To do » Your answer should be every line of the records that contains the word "icon".

Excerpted records »
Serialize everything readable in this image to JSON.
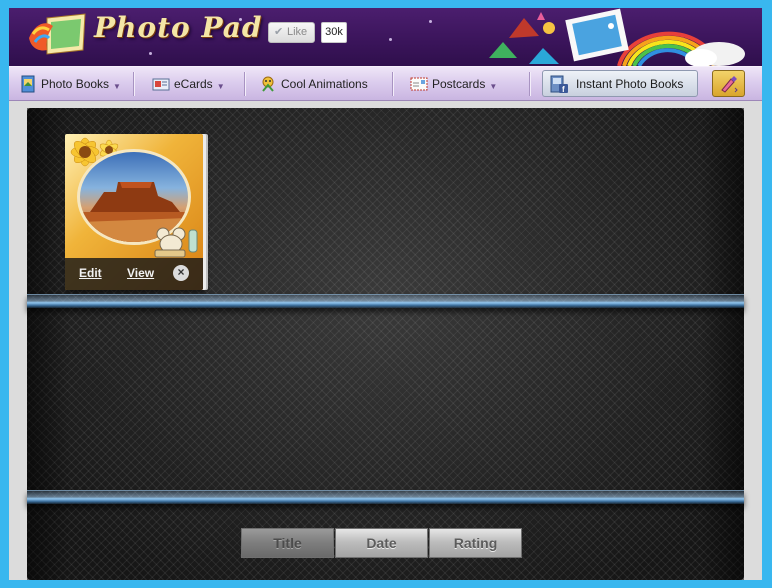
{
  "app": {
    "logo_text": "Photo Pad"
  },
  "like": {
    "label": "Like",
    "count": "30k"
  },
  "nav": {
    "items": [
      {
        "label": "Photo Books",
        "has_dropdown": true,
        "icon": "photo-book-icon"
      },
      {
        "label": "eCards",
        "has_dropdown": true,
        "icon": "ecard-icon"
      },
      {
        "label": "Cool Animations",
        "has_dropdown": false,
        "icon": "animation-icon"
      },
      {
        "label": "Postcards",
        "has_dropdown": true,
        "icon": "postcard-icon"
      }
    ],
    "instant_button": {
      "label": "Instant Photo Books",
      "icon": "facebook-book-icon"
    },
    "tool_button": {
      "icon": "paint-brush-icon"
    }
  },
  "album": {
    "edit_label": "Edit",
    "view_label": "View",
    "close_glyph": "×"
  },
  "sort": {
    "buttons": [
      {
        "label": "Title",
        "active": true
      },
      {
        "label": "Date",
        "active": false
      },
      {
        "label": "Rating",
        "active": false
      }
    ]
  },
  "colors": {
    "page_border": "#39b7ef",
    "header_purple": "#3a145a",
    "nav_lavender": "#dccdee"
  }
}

Written answer »
        "icon": "photo-book-icon"
        "icon": "ecard-icon"
        "icon": "animation-icon"
        "icon": "postcard-icon"
      "icon": "facebook-book-icon"
      "icon": "paint-brush-icon"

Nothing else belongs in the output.